In maiden speech, Manchin steers towards center

Sen. Joe Manchin (D-W.Va.) affirmed his independence from President Obama and the Democratic Party on Thursday, criticizing the federal government for its excesses in his maiden speech on the Senate floor. 

"America's manufacturing sector is dominated by the cruel irony of rules and regulation that make it easier to create jobs abroad than in the United States," Manchin said. "Madam President, West Virginians are not asking for a handout. We're asking for a work permit."

Manchin singled out the Environmental Protection Agency for criticism in his speech. The agency is set to impose limits on greenhouse gases that could have a large impact on coal producers in West Virginia.

"I believe it is fundamentally wrong for any bureaucratic agency, including the EPA, to regulate what has not been legislated," he said.

Manchin also rapped Congress for letting the federal deficit get out of hand.

“This is what I learned growing up in West Virginia: When things are tough, we don’t back down," he said. "When we are having a trouble paying out bills, we don’t think of spending more money.”

Manchin’s speech, which he touted as a look at his “common-sense agenda,” was heavy with references to West Virginia's role as the nation’s primary coal producer.

"I am very proud of the critical role West Virginians play in providing energy to our nation," said Manchin. "I imagine the light in this very chamber would be a little bit dimmer if not for West Virginia and its coal."
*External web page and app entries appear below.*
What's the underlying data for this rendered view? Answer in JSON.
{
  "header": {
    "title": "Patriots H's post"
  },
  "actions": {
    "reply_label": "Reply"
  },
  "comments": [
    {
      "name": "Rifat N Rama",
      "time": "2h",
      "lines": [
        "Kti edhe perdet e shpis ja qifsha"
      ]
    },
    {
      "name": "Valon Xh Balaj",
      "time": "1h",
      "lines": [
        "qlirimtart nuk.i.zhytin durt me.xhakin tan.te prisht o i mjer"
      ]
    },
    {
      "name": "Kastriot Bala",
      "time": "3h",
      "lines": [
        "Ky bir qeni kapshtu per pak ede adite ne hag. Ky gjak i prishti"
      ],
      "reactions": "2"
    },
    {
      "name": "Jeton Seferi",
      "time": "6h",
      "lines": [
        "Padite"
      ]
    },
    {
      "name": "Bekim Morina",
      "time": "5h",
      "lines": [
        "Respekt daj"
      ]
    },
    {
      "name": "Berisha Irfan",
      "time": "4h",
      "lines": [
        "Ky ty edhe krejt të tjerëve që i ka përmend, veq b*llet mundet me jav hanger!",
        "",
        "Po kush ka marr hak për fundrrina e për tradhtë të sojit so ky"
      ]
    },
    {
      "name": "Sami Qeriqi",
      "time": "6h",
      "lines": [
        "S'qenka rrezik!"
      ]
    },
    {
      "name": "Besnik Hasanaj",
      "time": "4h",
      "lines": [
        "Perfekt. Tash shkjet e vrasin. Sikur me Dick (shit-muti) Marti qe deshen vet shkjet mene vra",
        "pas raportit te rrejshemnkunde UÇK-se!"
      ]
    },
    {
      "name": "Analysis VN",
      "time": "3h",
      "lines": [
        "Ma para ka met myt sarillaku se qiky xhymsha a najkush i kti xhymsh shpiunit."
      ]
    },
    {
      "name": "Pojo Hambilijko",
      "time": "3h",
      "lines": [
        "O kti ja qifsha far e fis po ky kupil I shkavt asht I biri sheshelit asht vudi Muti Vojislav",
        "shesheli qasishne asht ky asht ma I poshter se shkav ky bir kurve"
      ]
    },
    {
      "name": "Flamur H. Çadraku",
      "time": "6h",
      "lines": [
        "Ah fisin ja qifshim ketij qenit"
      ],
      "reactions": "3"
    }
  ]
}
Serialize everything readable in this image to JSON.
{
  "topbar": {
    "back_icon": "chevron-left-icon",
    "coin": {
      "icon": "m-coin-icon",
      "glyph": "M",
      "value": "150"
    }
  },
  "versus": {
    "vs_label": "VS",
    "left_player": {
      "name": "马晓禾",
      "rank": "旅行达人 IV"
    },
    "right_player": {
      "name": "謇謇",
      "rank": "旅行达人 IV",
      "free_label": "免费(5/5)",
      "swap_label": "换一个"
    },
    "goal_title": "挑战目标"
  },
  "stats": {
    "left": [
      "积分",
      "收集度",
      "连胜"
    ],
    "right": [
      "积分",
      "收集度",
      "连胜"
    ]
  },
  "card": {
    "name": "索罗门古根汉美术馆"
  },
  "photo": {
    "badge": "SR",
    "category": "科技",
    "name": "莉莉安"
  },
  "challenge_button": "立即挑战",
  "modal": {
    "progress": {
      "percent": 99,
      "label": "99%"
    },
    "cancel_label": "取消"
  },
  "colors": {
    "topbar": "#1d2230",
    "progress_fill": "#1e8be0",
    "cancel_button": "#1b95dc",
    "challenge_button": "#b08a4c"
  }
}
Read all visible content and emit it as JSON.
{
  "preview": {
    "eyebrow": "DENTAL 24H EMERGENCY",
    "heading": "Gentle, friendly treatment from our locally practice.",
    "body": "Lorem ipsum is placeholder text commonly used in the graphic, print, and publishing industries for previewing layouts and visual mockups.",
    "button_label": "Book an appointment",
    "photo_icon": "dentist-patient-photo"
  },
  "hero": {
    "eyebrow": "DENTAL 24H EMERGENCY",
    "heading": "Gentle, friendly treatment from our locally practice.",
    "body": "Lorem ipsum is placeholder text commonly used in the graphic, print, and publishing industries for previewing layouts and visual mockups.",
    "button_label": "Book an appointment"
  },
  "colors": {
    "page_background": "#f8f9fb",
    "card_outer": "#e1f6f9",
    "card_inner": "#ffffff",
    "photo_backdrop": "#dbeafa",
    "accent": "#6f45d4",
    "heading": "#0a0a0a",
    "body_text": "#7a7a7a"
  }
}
Immediately following the speech, which started at 3 p.m. and lasted for about 20 minutes, party leaders rose to lavish Manchin with accolades.

"You have just heard a classic Joe Manchin speech," said Jay Rockefeller (D-W.Va.), the senior senator from West Virginia. "It’s full of optimism, strength, and common purpose."

"I too want to join in accolades for the senator for West Virginia," said Sen. Chuck Schumer (D-N.Y.) "He is just a wonderful guy and he is doing a wonderful job here already."